(WHAT TO WORK ON):
Records follow. Pull out every line that contains "type".

[Opening STUDY MATERIAL section]

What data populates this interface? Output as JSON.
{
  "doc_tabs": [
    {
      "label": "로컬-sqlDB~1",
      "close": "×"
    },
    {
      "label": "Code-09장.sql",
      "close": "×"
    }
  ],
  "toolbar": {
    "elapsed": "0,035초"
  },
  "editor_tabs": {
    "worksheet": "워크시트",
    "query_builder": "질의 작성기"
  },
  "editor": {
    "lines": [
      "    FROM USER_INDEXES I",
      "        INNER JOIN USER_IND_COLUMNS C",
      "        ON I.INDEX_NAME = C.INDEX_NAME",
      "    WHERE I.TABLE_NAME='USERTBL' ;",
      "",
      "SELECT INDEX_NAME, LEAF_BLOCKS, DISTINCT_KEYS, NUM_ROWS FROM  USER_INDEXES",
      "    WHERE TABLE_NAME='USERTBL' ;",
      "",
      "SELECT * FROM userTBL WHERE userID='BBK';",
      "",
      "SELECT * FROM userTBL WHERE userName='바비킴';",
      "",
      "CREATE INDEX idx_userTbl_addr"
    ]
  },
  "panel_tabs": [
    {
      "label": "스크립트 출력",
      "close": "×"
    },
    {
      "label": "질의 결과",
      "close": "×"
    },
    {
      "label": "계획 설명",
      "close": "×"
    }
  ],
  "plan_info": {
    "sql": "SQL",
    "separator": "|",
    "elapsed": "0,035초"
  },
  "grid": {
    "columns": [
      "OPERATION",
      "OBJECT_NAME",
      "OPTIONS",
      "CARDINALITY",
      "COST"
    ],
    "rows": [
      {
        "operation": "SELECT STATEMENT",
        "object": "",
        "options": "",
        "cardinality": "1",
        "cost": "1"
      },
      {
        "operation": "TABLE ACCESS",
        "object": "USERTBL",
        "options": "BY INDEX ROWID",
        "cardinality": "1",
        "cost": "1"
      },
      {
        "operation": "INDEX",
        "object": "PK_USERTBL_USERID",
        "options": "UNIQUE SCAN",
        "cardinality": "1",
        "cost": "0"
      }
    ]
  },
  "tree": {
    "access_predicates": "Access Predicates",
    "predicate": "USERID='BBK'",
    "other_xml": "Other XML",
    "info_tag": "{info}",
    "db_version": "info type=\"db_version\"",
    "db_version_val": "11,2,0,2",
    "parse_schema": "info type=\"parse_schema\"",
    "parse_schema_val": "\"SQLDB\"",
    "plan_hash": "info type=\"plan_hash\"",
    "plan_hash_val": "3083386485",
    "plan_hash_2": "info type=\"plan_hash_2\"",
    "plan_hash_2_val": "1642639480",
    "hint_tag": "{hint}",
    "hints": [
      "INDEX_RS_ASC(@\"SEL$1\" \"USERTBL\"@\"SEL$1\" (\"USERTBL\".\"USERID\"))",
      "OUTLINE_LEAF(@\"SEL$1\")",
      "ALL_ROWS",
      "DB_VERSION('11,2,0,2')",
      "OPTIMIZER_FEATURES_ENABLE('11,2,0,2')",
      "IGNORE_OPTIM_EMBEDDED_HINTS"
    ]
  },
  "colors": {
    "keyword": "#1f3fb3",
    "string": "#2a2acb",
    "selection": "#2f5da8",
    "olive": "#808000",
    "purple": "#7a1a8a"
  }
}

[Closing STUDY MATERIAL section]

(SOLVED EXERCISE):
    "db_version": "info type=\"db_version\"",
    "parse_schema": "info type=\"parse_schema\"",
    "plan_hash": "info type=\"plan_hash\"",
    "plan_hash_2": "info type=\"plan_hash_2\"",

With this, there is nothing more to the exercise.